Task item: Below are the records; locate each line with the word "title" and copy it.

Entries supplied:
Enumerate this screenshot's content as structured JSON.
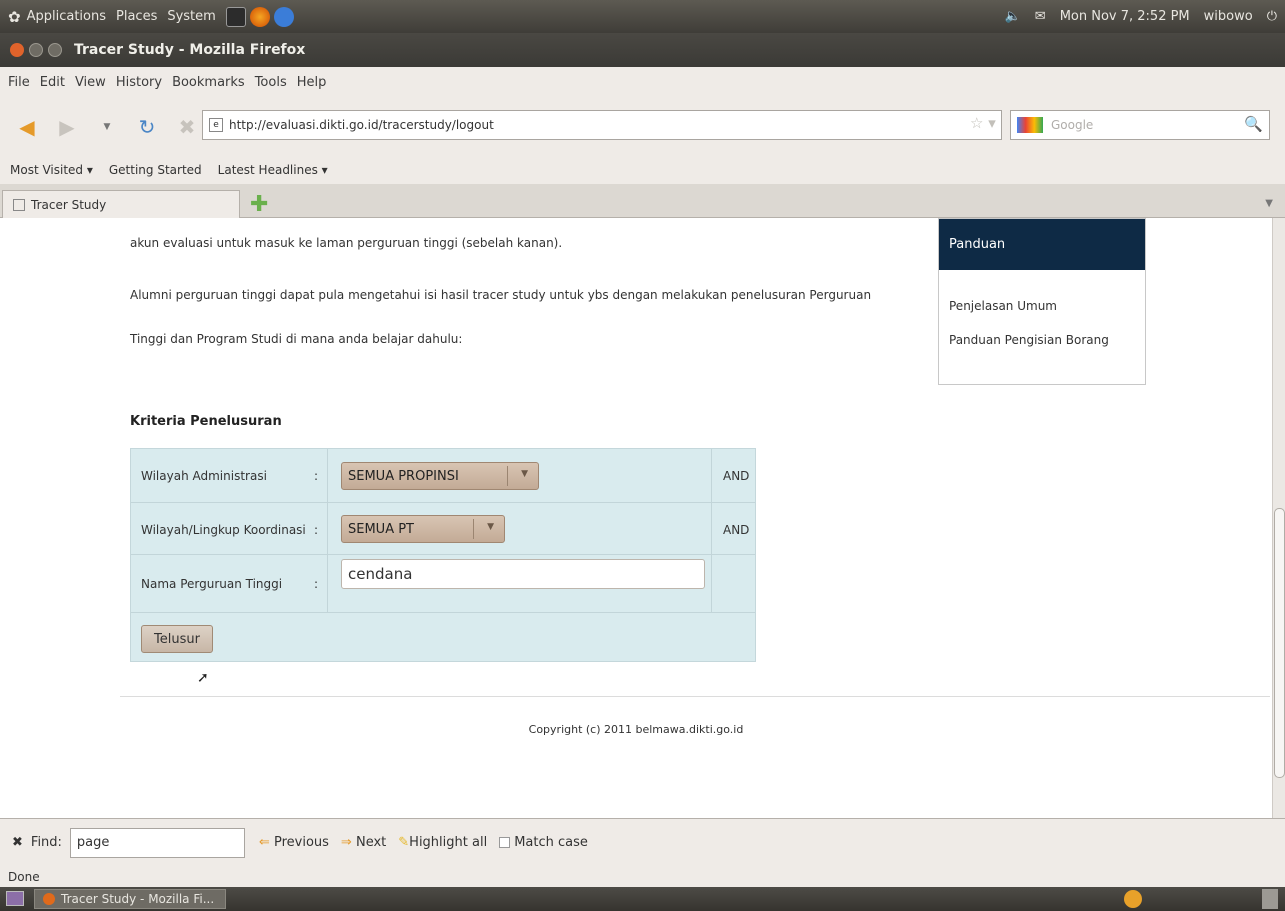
{
  "panel": {
    "menus": [
      "Applications",
      "Places",
      "System"
    ],
    "datetime": "Mon Nov 7, 2:52 PM",
    "user": "wibowo"
  },
  "window": {
    "title": "Tracer Study - Mozilla Firefox"
  },
  "menubar": [
    "File",
    "Edit",
    "View",
    "History",
    "Bookmarks",
    "Tools",
    "Help"
  ],
  "nav": {
    "url": "http://evaluasi.dikti.go.id/tracerstudy/logout",
    "search_placeholder": "Google"
  },
  "bookmarks": [
    "Most Visited ▾",
    "Getting Started",
    "Latest Headlines ▾"
  ],
  "tab": {
    "label": "Tracer Study"
  },
  "page": {
    "intro_line": "akun evaluasi untuk masuk ke laman perguruan tinggi (sebelah kanan).",
    "para_line1": "Alumni perguruan tinggi dapat pula mengetahui isi hasil tracer study untuk ybs dengan melakukan penelusuran Perguruan",
    "para_line2": "Tinggi dan Program Studi di mana anda belajar dahulu:",
    "criteria_heading": "Kriteria Penelusuran",
    "sidebar": {
      "heading": "Panduan",
      "links": [
        "Penjelasan Umum",
        "Panduan Pengisian Borang"
      ]
    },
    "form": {
      "rows": [
        {
          "label": "Wilayah Administrasi",
          "value": "SEMUA PROPINSI",
          "op": "AND"
        },
        {
          "label": "Wilayah/Lingkup Koordinasi",
          "value": "SEMUA PT",
          "op": "AND"
        },
        {
          "label": "Nama Perguruan Tinggi",
          "value": "cendana"
        }
      ],
      "submit_label": "Telusur"
    },
    "copyright": "Copyright (c) 2011 belmawa.dikti.go.id"
  },
  "findbar": {
    "label": "Find:",
    "value": "page",
    "previous": "Previous",
    "next": "Next",
    "highlight": "Highlight all",
    "match_case": "Match case"
  },
  "status": "Done",
  "taskbar": {
    "window_button": "Tracer Study - Mozilla Fi..."
  }
}
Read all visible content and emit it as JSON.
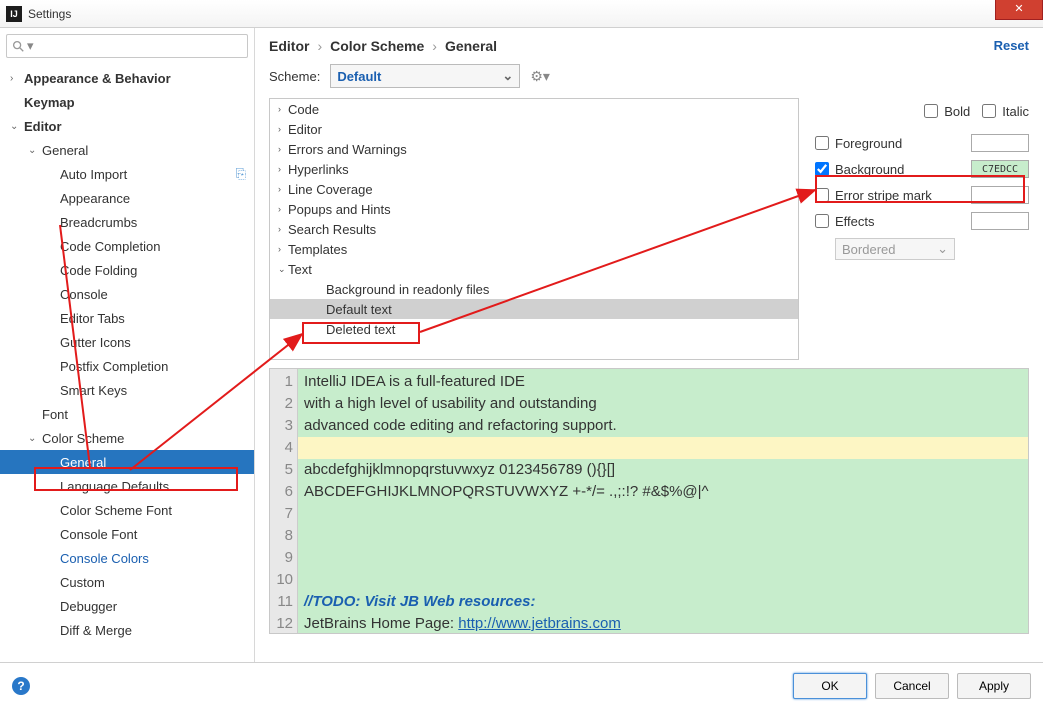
{
  "window": {
    "title": "Settings"
  },
  "search": {
    "placeholder": ""
  },
  "sidebar": {
    "items": [
      {
        "label": "Appearance & Behavior",
        "arrow": "›",
        "bold": true,
        "indent": 0
      },
      {
        "label": "Keymap",
        "arrow": "",
        "bold": true,
        "indent": 0
      },
      {
        "label": "Editor",
        "arrow": "⌄",
        "bold": true,
        "indent": 0
      },
      {
        "label": "General",
        "arrow": "⌄",
        "indent": 1
      },
      {
        "label": "Auto Import",
        "indent": 2,
        "badge": "⎘"
      },
      {
        "label": "Appearance",
        "indent": 2
      },
      {
        "label": "Breadcrumbs",
        "indent": 2
      },
      {
        "label": "Code Completion",
        "indent": 2
      },
      {
        "label": "Code Folding",
        "indent": 2
      },
      {
        "label": "Console",
        "indent": 2
      },
      {
        "label": "Editor Tabs",
        "indent": 2
      },
      {
        "label": "Gutter Icons",
        "indent": 2
      },
      {
        "label": "Postfix Completion",
        "indent": 2
      },
      {
        "label": "Smart Keys",
        "indent": 2
      },
      {
        "label": "Font",
        "indent": 1
      },
      {
        "label": "Color Scheme",
        "arrow": "⌄",
        "indent": 1
      },
      {
        "label": "General",
        "indent": 2,
        "selected": true
      },
      {
        "label": "Language Defaults",
        "indent": 2
      },
      {
        "label": "Color Scheme Font",
        "indent": 2
      },
      {
        "label": "Console Font",
        "indent": 2
      },
      {
        "label": "Console Colors",
        "indent": 2,
        "link": true
      },
      {
        "label": "Custom",
        "indent": 2
      },
      {
        "label": "Debugger",
        "indent": 2
      },
      {
        "label": "Diff & Merge",
        "indent": 2
      }
    ]
  },
  "breadcrumb": {
    "a": "Editor",
    "b": "Color Scheme",
    "c": "General"
  },
  "reset_label": "Reset",
  "scheme": {
    "label": "Scheme:",
    "value": "Default"
  },
  "attrtree": {
    "items": [
      {
        "label": "Code",
        "arrow": "›"
      },
      {
        "label": "Editor",
        "arrow": "›"
      },
      {
        "label": "Errors and Warnings",
        "arrow": "›"
      },
      {
        "label": "Hyperlinks",
        "arrow": "›"
      },
      {
        "label": "Line Coverage",
        "arrow": "›"
      },
      {
        "label": "Popups and Hints",
        "arrow": "›"
      },
      {
        "label": "Search Results",
        "arrow": "›"
      },
      {
        "label": "Templates",
        "arrow": "›"
      },
      {
        "label": "Text",
        "arrow": "⌄"
      },
      {
        "label": "Background in readonly files",
        "sub": true
      },
      {
        "label": "Default text",
        "sub": true,
        "sel": true
      },
      {
        "label": "Deleted text",
        "sub": true
      }
    ]
  },
  "props": {
    "bold": "Bold",
    "italic": "Italic",
    "foreground": "Foreground",
    "background": "Background",
    "errorstripe": "Error stripe mark",
    "effects": "Effects",
    "bg_hex": "C7EDCC",
    "effects_mode": "Bordered"
  },
  "preview": {
    "lines": [
      "IntelliJ IDEA is a full-featured IDE",
      "with a high level of usability and outstanding",
      "advanced code editing and refactoring support.",
      "",
      "abcdefghijklmnopqrstuvwxyz 0123456789 (){}[]",
      "ABCDEFGHIJKLMNOPQRSTUVWXYZ +-*/= .,;:!? #&$%@|^",
      "",
      "",
      "",
      "",
      "//TODO: Visit JB Web resources:",
      "JetBrains Home Page: http://www.jetbrains.com"
    ],
    "link": "http://www.jetbrains.com"
  },
  "buttons": {
    "ok": "OK",
    "cancel": "Cancel",
    "apply": "Apply"
  }
}
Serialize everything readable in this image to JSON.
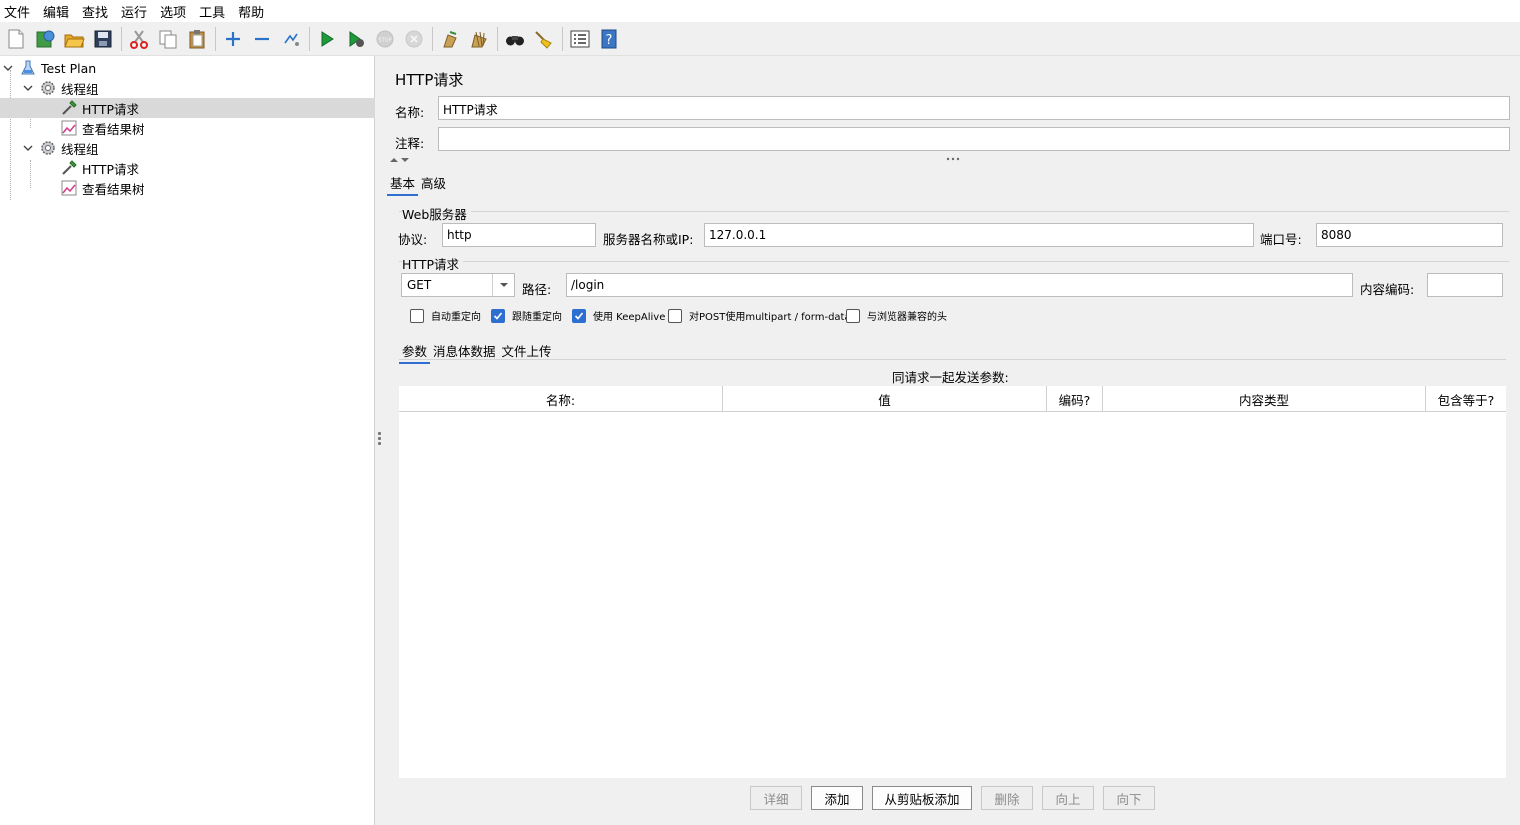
{
  "menu": [
    "文件",
    "编辑",
    "查找",
    "运行",
    "选项",
    "工具",
    "帮助"
  ],
  "toolbar": [
    "new-icon",
    "templates-icon",
    "open-icon",
    "save-icon",
    "cut-icon",
    "copy-icon",
    "paste-icon",
    "expand-icon",
    "collapse-icon",
    "toggle-icon",
    "start-icon",
    "start-no-pause-icon",
    "stop-icon",
    "shutdown-icon",
    "clear-icon",
    "clear-all-icon",
    "search-icon",
    "reset-search-icon",
    "function-helper-icon",
    "help-icon"
  ],
  "tree": {
    "test_plan": "Test Plan",
    "thread_group_1": "线程组",
    "http_request_1": "HTTP请求",
    "view_results_1": "查看结果树",
    "thread_group_2": "线程组",
    "http_request_2": "HTTP请求",
    "view_results_2": "查看结果树"
  },
  "panel": {
    "title": "HTTP请求",
    "name_label": "名称:",
    "name_value": "HTTP请求",
    "comment_label": "注释:",
    "comment_value": "",
    "tabs": [
      "基本",
      "高级"
    ],
    "web_server": {
      "title": "Web服务器",
      "protocol_label": "协议:",
      "protocol_value": "http",
      "server_label": "服务器名称或IP:",
      "server_value": "127.0.0.1",
      "port_label": "端口号:",
      "port_value": "8080"
    },
    "http_request": {
      "title": "HTTP请求",
      "method": "GET",
      "path_label": "路径:",
      "path_value": "/login",
      "encoding_label": "内容编码:",
      "encoding_value": ""
    },
    "checkboxes": [
      {
        "label": "自动重定向",
        "checked": false
      },
      {
        "label": "跟随重定向",
        "checked": true
      },
      {
        "label": "使用 KeepAlive",
        "checked": true
      },
      {
        "label": "对POST使用multipart / form-data",
        "checked": false
      },
      {
        "label": "与浏览器兼容的头",
        "checked": false
      }
    ],
    "sub_tabs": [
      "参数",
      "消息体数据",
      "文件上传"
    ],
    "params_caption": "同请求一起发送参数:",
    "columns": [
      "名称:",
      "值",
      "编码?",
      "内容类型",
      "包含等于?"
    ],
    "buttons": {
      "detail": "详细",
      "add": "添加",
      "add_clipboard": "从剪贴板添加",
      "delete": "删除",
      "up": "向上",
      "down": "向下"
    }
  }
}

Response to this exercise:
    "title": "Tracer Study - Mozilla Firefox"
    "title": "Settings"
    "title": "HTTP请求",
      "title": "Web服务器",
      "title": "HTTP请求",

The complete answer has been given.